“It’s made me believe that even in the tough times, late nights and seemingly unwinnable situations, it’s important to take a step back, take a breath and have some fun.”

Herding two of my classmates through the main campus hallways we had never explored would have made any morning stressful, but adding the task of walking into the newsroom made it almost unbearable. I was terrified. I couldn’t stop contemplating what they would think of me.

What if my application was rejected? What if I wasn’t talented enough? What if they didn’t like me?

If only 14-year-old me knew that what I was so anxious about that morning would end up being the best decision of my entire high school career.

If only I knew that at 15 I would attend my first week of summer training and fall absolutely in love with photography and spend the next three years on sidelines, in stadiums and on stages. That the senior with pink hair that seemed so intimidating on my first day of class would become my mentor and introduce me to the world of graphic design.

That one day complaining about not wanting to learn design would be funny because now it’s not only a passion project but a job and possible career. That the two girls I sat next to would become some of my best friends for the next few years.

If only I knew that at 16 I would become the publication’s design editor. That I would consider staff to be my family and form unbreakable bonds. The shy girl who sat in the corner during my first year on staff would eventually open up to me, and we’d stay to work on the paper until it was dark outside everyday. That all of the extra time in front of the computer would pay off, and I’d win one of the highest awards I could.

If only I knew that at 17 I’d be going into my third year on staff as managing editor. That the idea of having to walk out of C108 for the last time in a few short weeks was already a heartbreaking thought. Many of the people I considered family either graduated, left staff, or have been stuck at home because of a pandemic. I’d have to find a way for staff to become a family again, make a fantastic paper, and stay organized completely online; the long hours spent making the transition would be exhausting. But none of that matters to me; now I have hope because although it once seemed like just another class, newspaper ended up meaning so much more than that to me.

It’s made me believe that even in the tough times, late nights and seemingly unwinnable situations, it’s important to take a step back, take a breath and have some fun. It’s made me grow into a content optimist after walking in as a confused, scarred little girl. When I joined I dreaded going to college, thinking that it would just be more nights spent unhappy because class and work and life can be way too overwhelming. Now I’m excited to find a new hobby and explore a city with new friends. I used to be scared to grow up, but now I know that even if things don’t go according to plan — or if there is no plan — everything always works itself out and that if it doesn’t, it’ll at least make a great story.

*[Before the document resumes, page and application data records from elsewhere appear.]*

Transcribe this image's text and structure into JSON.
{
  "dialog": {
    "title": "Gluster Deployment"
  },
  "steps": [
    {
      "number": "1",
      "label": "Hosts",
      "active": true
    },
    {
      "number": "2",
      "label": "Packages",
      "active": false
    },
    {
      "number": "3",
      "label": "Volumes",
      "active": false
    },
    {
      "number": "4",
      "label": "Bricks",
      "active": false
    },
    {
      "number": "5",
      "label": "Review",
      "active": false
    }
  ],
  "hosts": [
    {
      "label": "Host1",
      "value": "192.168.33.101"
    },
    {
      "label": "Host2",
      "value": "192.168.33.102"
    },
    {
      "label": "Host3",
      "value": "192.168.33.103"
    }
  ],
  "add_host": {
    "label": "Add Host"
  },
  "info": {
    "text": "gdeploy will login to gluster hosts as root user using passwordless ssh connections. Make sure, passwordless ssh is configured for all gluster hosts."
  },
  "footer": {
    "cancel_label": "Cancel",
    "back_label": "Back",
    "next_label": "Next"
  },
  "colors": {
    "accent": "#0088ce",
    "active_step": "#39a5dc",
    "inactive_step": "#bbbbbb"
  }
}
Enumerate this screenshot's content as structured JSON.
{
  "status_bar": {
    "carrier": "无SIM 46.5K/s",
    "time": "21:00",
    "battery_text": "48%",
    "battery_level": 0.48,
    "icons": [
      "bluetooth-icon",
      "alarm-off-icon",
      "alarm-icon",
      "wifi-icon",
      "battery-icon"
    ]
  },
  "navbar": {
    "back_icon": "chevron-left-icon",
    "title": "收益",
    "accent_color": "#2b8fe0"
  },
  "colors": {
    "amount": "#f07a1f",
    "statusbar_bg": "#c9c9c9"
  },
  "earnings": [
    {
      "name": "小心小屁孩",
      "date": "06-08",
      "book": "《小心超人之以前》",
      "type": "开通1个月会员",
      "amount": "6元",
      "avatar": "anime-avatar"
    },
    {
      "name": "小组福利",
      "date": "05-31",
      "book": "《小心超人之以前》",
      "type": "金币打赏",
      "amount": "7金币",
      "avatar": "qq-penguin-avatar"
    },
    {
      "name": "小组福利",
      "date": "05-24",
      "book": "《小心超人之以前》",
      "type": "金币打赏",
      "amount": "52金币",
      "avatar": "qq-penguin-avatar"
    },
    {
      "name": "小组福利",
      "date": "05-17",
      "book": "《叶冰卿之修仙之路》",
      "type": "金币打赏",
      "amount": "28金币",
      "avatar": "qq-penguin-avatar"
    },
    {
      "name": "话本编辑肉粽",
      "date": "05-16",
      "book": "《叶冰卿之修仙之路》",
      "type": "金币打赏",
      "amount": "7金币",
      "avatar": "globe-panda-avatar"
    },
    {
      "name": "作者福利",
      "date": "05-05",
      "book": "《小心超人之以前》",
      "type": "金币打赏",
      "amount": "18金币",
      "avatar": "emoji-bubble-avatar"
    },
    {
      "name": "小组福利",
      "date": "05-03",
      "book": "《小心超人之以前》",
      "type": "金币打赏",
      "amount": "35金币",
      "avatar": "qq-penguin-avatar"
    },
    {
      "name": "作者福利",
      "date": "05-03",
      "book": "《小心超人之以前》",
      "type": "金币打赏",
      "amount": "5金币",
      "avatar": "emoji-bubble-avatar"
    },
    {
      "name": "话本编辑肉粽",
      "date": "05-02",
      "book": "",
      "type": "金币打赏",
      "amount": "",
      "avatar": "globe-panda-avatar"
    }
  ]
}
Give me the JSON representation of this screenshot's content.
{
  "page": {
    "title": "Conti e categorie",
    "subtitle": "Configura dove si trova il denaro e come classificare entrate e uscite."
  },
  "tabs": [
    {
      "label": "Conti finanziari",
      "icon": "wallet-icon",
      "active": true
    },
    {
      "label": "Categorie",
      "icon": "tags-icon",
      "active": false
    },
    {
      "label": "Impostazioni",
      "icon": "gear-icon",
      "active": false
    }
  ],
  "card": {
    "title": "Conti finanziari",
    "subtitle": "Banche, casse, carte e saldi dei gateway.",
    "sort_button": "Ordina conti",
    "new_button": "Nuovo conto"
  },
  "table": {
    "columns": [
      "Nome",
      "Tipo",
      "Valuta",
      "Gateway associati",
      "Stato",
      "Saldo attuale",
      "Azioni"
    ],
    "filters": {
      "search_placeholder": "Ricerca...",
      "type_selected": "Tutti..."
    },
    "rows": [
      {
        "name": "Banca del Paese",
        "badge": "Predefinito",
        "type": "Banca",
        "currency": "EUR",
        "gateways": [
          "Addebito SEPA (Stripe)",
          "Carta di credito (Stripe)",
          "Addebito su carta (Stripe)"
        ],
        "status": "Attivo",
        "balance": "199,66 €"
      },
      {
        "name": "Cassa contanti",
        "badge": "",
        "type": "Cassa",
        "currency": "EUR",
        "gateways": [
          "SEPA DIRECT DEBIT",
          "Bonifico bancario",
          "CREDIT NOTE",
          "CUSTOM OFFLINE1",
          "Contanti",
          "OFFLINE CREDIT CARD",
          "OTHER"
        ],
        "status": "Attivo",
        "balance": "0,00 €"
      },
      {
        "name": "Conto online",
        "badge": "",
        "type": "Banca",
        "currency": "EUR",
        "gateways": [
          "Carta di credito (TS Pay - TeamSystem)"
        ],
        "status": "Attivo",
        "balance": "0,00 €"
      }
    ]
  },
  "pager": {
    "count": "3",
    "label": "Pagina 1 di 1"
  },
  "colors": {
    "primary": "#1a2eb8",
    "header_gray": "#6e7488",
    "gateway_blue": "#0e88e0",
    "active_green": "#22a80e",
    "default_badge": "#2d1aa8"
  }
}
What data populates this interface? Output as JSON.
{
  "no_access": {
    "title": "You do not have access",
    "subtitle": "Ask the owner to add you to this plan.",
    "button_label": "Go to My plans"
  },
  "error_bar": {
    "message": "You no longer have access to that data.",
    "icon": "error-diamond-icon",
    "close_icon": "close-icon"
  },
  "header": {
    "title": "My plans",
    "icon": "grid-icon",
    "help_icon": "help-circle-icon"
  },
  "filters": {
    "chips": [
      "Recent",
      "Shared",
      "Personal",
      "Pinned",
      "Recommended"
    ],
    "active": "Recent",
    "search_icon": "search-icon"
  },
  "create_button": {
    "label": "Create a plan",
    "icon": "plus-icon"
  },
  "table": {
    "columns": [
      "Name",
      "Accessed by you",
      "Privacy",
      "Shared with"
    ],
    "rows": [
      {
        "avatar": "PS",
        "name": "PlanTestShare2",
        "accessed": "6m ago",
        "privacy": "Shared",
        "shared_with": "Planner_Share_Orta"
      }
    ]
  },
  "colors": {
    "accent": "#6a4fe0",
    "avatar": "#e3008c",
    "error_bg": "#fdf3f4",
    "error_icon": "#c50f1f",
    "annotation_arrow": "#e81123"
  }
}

If only I knew that the decision to fill out a single piece of paper would help me in so many ways, I don’t think I would have been so scared. The late night Zoom calls, countless iced coffees, new traditions and genuine happiness that that piece of paper would bring me would cancel out the stress, burnout and fear that almost defined my high school experience. I wish that 14-year-old me knew that change doesn’t always have to be scary because sometimes all it takes is one stressful day to start the best years of your life.